IT WAS A terrible moment in time, a ‘football calamity,’ reported the Glasgow newspapers, as the country reeled in shock.

Almost 80,000 fans had attended the Scotland v England friendly at Ibrox stadium this week, 119 years ago.

It was the 31st international and the first between wholly professional teams, and it ended in a 1-1 draw.

But the day was to go down as one of the darkest in Scottish footballing history, as 26 fans died and 547 were injured when a section of wooden terracing collapsed.

It was April 5, 1902, and the Rangers home ground was state of the art, built at what was then a huge cost of £20,000.

According to our sister title The Glasgow Herald, both Rangers and Celtic had bid to host the celebrated match, with Ibrox winning the opportunity by just a single vote.

During the first half of the match, a section of the newly built West Tribune Stand collapsed, sending hundreds of people plunging on to the concrete floor below.

READ MORE: Ibrox Disaster 50 years on - a day that changed football forever

Two spectators were declared dead at the scene, and a further twenty-three died of injuries sustained in the incident soon after, the last victim dying three weeks later.

Despite the collapse, the match actually continued after a short break as officials feared trying to clear crowds from the ground could interfere with rescue attempts and lead to further panic and crush.
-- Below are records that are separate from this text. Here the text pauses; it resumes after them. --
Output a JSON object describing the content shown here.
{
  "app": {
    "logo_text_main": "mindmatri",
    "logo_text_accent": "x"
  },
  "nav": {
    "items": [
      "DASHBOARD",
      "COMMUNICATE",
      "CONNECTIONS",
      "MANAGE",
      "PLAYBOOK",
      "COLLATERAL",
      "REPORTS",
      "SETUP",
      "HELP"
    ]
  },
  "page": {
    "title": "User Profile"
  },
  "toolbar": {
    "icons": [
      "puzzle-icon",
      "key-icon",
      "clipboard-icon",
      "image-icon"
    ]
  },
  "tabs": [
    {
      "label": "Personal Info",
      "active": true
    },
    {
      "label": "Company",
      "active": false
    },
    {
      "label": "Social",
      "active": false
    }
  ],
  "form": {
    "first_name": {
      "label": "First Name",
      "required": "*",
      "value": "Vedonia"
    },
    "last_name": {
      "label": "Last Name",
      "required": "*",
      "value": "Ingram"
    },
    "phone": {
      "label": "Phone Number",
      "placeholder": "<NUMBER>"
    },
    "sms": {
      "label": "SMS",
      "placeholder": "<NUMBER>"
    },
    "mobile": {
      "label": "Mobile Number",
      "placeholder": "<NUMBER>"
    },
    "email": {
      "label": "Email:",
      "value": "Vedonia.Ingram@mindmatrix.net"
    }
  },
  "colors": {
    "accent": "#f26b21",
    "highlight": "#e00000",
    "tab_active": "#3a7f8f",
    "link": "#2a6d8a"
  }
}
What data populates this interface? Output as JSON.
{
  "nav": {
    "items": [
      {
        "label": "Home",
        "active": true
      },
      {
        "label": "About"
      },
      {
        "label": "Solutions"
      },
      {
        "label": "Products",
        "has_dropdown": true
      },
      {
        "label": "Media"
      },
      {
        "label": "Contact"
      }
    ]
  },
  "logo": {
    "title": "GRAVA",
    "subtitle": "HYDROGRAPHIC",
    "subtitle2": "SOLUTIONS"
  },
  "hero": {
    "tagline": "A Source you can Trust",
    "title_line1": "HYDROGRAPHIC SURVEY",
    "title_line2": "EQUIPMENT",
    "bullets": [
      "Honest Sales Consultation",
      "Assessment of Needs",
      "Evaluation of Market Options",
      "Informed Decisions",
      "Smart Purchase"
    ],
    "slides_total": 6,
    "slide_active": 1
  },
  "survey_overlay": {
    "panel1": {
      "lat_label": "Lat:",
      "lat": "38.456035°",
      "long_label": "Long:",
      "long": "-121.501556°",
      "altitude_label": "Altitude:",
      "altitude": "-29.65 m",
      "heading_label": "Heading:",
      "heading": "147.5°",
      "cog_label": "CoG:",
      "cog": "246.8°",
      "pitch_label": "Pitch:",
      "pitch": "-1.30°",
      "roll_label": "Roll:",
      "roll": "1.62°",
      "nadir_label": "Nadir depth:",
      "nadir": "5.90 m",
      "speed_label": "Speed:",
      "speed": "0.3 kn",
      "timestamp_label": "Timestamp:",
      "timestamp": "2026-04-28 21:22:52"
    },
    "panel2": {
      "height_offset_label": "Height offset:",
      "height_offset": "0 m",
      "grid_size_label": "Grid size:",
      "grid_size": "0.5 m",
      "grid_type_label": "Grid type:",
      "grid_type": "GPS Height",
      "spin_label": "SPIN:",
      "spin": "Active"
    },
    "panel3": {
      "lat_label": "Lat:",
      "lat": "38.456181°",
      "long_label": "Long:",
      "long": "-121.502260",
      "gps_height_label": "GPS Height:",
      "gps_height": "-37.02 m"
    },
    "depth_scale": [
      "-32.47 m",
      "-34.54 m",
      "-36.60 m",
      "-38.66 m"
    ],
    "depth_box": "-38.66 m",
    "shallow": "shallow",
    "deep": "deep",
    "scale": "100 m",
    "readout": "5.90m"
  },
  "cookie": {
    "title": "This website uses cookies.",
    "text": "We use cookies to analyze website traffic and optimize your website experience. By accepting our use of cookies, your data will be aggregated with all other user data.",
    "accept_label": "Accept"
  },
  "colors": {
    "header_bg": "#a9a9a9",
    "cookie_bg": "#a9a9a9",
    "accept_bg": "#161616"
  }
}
It meant, reported the Herald, that ‘grotesquely, the applause of the crowd was punctuated by groans from the injured and dying.’

Many spectators apparently left at the end of the game unaware of exactly what had happened.

The Herald described the scene as a ‘inescapable horror and confusion.’

Wooden joists, which had been laid on a steel framework supporting wooden decking, snapped clean through.

A hole of around “20 yards square” opened up as spectators fell through, around 40 feet to the ground.

Rescuers found: “a scene of indescribable horror and confusion . . . a mass of mangled and bleeding humanity, the victims piled one above the other . . . enough to unman the strongest.”

The resources of the city’s

hospitals were over-stretched. Doctors in the crowd leant immediate help, but at Govan police station, cells were called into service as a casualty clearing station.

The scale of disfiguring injuries can best be judged from a Herald report of how the father of one unfortunate victim went to the Western Infirmary on the Saturday night in the hope of finding his 25-year-old son, William Robertson.

He was not among the injured, so the father was shown to the mortuary where he identified a body as being that of William.

He was arranging the funeral when his son arrived home at Bainsford, Falkirk.

The accident was reported in the Herald on the Monday.

The previous day there had been hardly any debris at the scene, according to Glasgow Herald reporters. Virtually all the timber and sheets of corrugated iron had been used as makeshift stretchers.

The match was declared void and was replayed in Birmingham. All proceeds went to the disaster fund.

The contractor was later prosecuted and acquitted. The accident ended the practice of supporting wooden terracing on steel frames. Earth embankments or concrete terracings were introduced instead.

There were no further significant safety developments in Scotland until the second Ibrox Disaster, in 1971, when 66 fans died.